EXERCISE DESCRIPTION – Tally every line of the material that includes "folder", then give the tally and nothing else.

DATASET –
════════

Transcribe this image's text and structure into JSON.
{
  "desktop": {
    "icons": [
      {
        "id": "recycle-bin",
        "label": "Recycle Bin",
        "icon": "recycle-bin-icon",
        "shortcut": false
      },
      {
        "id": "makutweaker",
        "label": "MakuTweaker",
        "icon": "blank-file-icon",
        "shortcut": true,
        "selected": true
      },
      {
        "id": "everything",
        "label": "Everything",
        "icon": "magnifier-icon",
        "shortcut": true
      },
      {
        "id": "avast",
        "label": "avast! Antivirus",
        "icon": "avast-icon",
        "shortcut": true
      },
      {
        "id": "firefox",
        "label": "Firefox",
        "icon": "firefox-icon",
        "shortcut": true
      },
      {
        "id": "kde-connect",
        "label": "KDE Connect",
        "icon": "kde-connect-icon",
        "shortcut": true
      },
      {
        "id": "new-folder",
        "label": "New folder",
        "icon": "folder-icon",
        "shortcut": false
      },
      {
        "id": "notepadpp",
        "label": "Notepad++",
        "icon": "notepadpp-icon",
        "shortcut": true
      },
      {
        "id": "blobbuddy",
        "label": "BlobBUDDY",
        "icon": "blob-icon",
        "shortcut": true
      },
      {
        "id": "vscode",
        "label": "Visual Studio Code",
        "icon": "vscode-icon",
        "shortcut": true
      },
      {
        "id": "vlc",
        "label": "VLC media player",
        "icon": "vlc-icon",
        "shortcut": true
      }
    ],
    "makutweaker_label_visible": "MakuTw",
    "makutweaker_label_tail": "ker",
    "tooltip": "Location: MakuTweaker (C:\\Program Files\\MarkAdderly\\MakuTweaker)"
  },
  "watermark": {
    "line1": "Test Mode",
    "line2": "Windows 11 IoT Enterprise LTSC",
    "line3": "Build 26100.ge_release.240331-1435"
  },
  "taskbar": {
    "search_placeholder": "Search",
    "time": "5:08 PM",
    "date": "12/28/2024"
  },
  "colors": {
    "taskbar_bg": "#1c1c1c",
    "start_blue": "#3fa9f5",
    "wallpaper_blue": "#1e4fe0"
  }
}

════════

THE COMPLETED TASK – 3